In our last article we introduced you to the 5 categories of marriage that emerged from research done by James Murray of Oxford University. This week we will amplify the first of his five categories: The Validating Couple.
The Validating Couple, according to professor Murray, will have the best chance of staying together for life! They experience the best marriage and quality of life. This couple’s ability to remain calm reduces the number of explosive emotional flare ups that could shatter their relationship. They “validate”, or support the value, of each other by building one another up and spending time together. It rings of Ephesians 4:29 “Let no corrupting talk come out of your mouths, but only such as is good for building up … that it may give grace to those who hear.”
This couple is intentional about displaying their love for one another through words and actions. “Let us not love with mere words … but with actions” (1 John 3:18).
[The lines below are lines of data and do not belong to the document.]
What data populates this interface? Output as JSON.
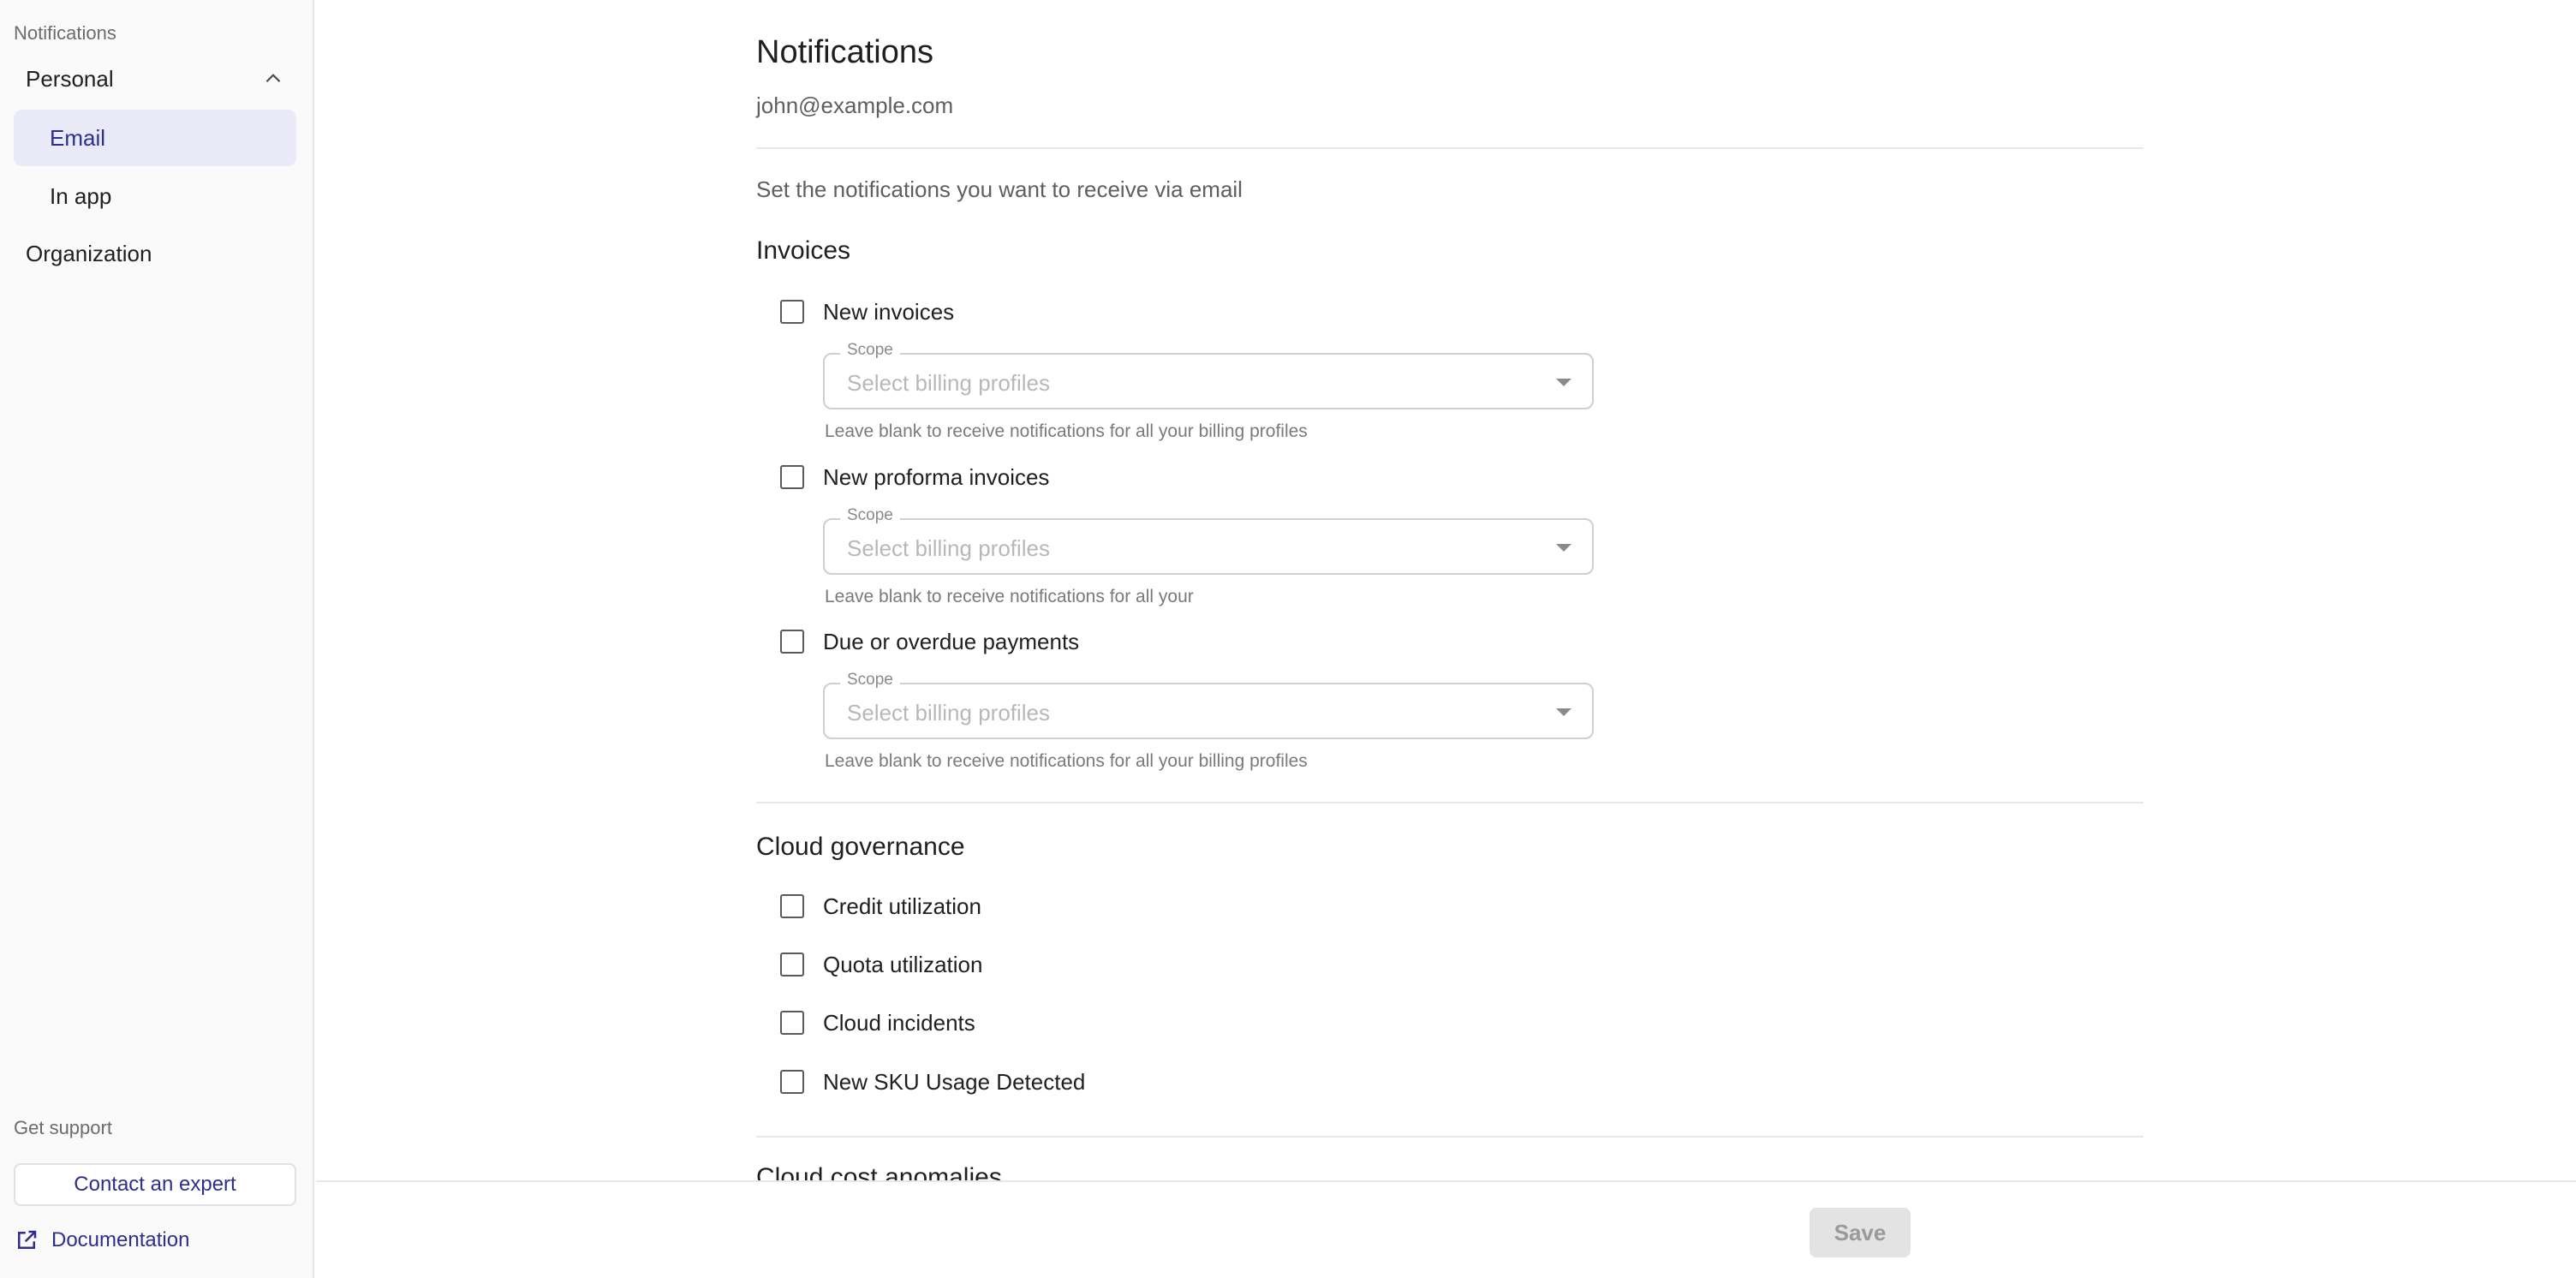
{
  "sidebar": {
    "section_label": "Notifications",
    "personal": {
      "label": "Personal",
      "items": [
        {
          "label": "Email",
          "active": true
        },
        {
          "label": "In app",
          "active": false
        }
      ]
    },
    "organization_label": "Organization",
    "support": {
      "label": "Get support",
      "contact_label": "Contact an expert",
      "documentation_label": "Documentation"
    }
  },
  "main": {
    "title": "Notifications",
    "email": "john@example.com",
    "intro": "Set the notifications you want to receive via email",
    "sections": [
      {
        "title": "Invoices",
        "items": [
          {
            "label": "New invoices",
            "checked": false,
            "scope_label": "Scope",
            "scope_placeholder": "Select billing profiles",
            "help": "Leave blank to receive notifications for all your billing profiles"
          },
          {
            "label": "New proforma invoices",
            "checked": false,
            "scope_label": "Scope",
            "scope_placeholder": "Select billing profiles",
            "help": "Leave blank to receive notifications for all your"
          },
          {
            "label": "Due or overdue payments",
            "checked": false,
            "scope_label": "Scope",
            "scope_placeholder": "Select billing profiles",
            "help": "Leave blank to receive notifications for all your billing profiles"
          }
        ]
      },
      {
        "title": "Cloud governance",
        "items": [
          {
            "label": "Credit utilization",
            "checked": false
          },
          {
            "label": "Quota utilization",
            "checked": false
          },
          {
            "label": "Cloud incidents",
            "checked": false
          },
          {
            "label": "New SKU Usage Detected",
            "checked": false
          }
        ]
      },
      {
        "title": "Cloud cost anomalies"
      }
    ]
  },
  "footer": {
    "save_label": "Save"
  },
  "colors": {
    "accent": "#2d2f8f",
    "active_bg": "#e9e9f7",
    "disabled_bg": "#e3e3e3"
  }
}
The Validating Couple looks for ways to create shared experiences rather than pursuing individual activities. They understand that marriage is not all about the “me” … but the “we”. While each individual spouse has dreams, goals, and ambitions, they place those desires in submission to the greater good of their marriage and family. Obviously each spouse will spend some time apart to enjoy personal hobbies and activities, but at the core of their marriage is a priority commitment to pursuing togetherness, not individuality.
Murray says: “The most stable relationships are those which take a more “old-fashioned” view and see marriage as mainly about companionship.” Indeed, it is the old fashion … dating back to the creation of marriage: “and the two shall become one …” Ultimately this couple will experience the marriage all of us want … the true joining together of two hearts as one, each spouse caring deeply for the other and prioritizing the life, well-being, health, and joy of their marriage, above the individual. This loving character jumps out of John 15:13 “Greater love has no one than this, that someone lay down his life for his friends <spouse>;” and explains why this couple is often seen as two eternal lovebirds because they best exemplify the Biblical idea of a “one flesh” marriage.
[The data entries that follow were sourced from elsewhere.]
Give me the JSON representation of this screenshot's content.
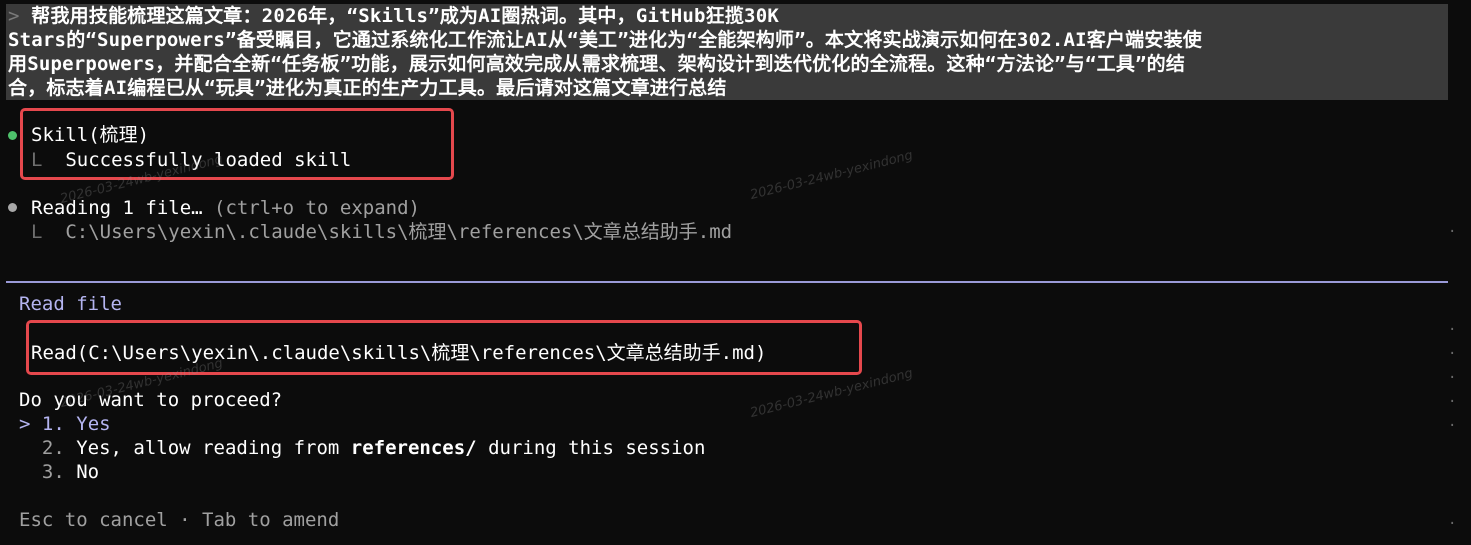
{
  "prompt": {
    "caret": ">",
    "lines": [
      " 帮我用技能梳理这篇文章：2026年，“Skills”成为AI圈热词。其中，GitHub狂揽30K",
      "Stars的“Superpowers”备受瞩目，它通过系统化工作流让AI从“美工”进化为“全能架构师”。本文将实战演示如何在302.AI客户端安装使",
      "用Superpowers，并配合全新“任务板”功能，展示如何高效完成从需求梳理、架构设计到迭代优化的全流程。这种“方法论”与“工具”的结",
      "合，标志着AI编程已从“玩具”进化为真正的生产力工具。最后请对这篇文章进行总结"
    ]
  },
  "skill": {
    "title": "Skill(梳理)",
    "corner": "L",
    "result": "Successfully loaded skill"
  },
  "reading": {
    "title": "Reading 1 file…",
    "hint": "(ctrl+o to expand)",
    "corner": "L",
    "path": "C:\\Users\\yexin\\.claude\\skills\\梳理\\references\\文章总结助手.md"
  },
  "dialog": {
    "heading": "Read file",
    "command": "Read(C:\\Users\\yexin\\.claude\\skills\\梳理\\references\\文章总结助手.md)",
    "question": "Do you want to proceed?",
    "options": [
      {
        "pointer": ">",
        "number": "1.",
        "label": "Yes"
      },
      {
        "number": "2.",
        "pre": "Yes, allow reading from ",
        "strong": "references/",
        "post": " during this session"
      },
      {
        "number": "3.",
        "label": "No"
      }
    ],
    "footer": "Esc to cancel · Tab to amend"
  },
  "watermark": "2026-03-24wb-yexindong",
  "colors": {
    "background": "#0c0c0c",
    "prompt_bg": "#3a3a3a",
    "bullet_done": "#4ec16b",
    "bullet_pending": "#a8a8a8",
    "accent": "#b4b4f0",
    "highlight_box": "#e5484d"
  }
}
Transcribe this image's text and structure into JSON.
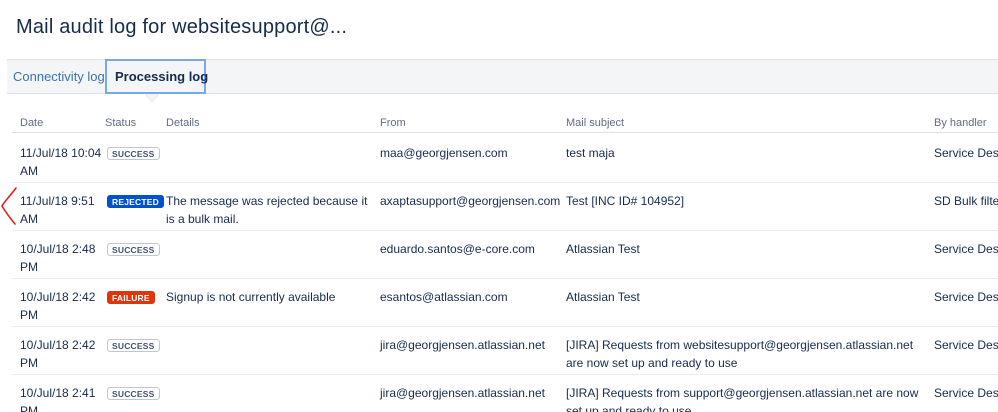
{
  "page_title": "Mail audit log for websitesupport@...",
  "tabs": [
    {
      "label": "Connectivity log"
    },
    {
      "label": "Processing log"
    }
  ],
  "columns": {
    "date": "Date",
    "status": "Status",
    "details": "Details",
    "from": "From",
    "subject": "Mail subject",
    "handler": "By handler"
  },
  "rows": [
    {
      "date": "11/Jul/18 10:04 AM",
      "status": "SUCCESS",
      "details": "",
      "from": "maa@georgjensen.com",
      "subject": "test maja",
      "handler": "Service Desk Handler"
    },
    {
      "date": "11/Jul/18 9:51 AM",
      "status": "REJECTED",
      "details": "The message was rejected because it is a bulk mail.",
      "from": "axaptasupport@georgjensen.com",
      "subject": "Test [INC ID# 104952]",
      "handler": "SD Bulk filte"
    },
    {
      "date": "10/Jul/18 2:48 PM",
      "status": "SUCCESS",
      "details": "",
      "from": "eduardo.santos@e-core.com",
      "subject": "Atlassian Test",
      "handler": "Service Desk Handler"
    },
    {
      "date": "10/Jul/18 2:42 PM",
      "status": "FAILURE",
      "details": "Signup is not currently available",
      "from": "esantos@atlassian.com",
      "subject": "Atlassian Test",
      "handler": "Service Desk Handler"
    },
    {
      "date": "10/Jul/18 2:42 PM",
      "status": "SUCCESS",
      "details": "",
      "from": "jira@georgjensen.atlassian.net",
      "subject": "[JIRA] Requests from websitesupport@georgjensen.atlassian.net are now set up and ready to use",
      "handler": "Service Desk Handler"
    },
    {
      "date": "10/Jul/18 2:41 PM",
      "status": "SUCCESS",
      "details": "",
      "from": "jira@georgjensen.atlassian.net",
      "subject": "[JIRA] Requests from support@georgjensen.atlassian.net are now set up and ready to use",
      "handler": "Service Desk Handler"
    }
  ],
  "colors": {
    "success_border": "#c1c7d0",
    "rejected_bg": "#0052cc",
    "failure_bg": "#de350b",
    "link": "#3b73af",
    "annotation_mark": "#e02020"
  }
}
Something to talk about … here are three questions to get you chatting about your marriage:
- Which of these “elements” of the validating couple do we see in our marriage?
- Which elements do we want to work on to develop or strengthen?
- What is our plan for making this happen?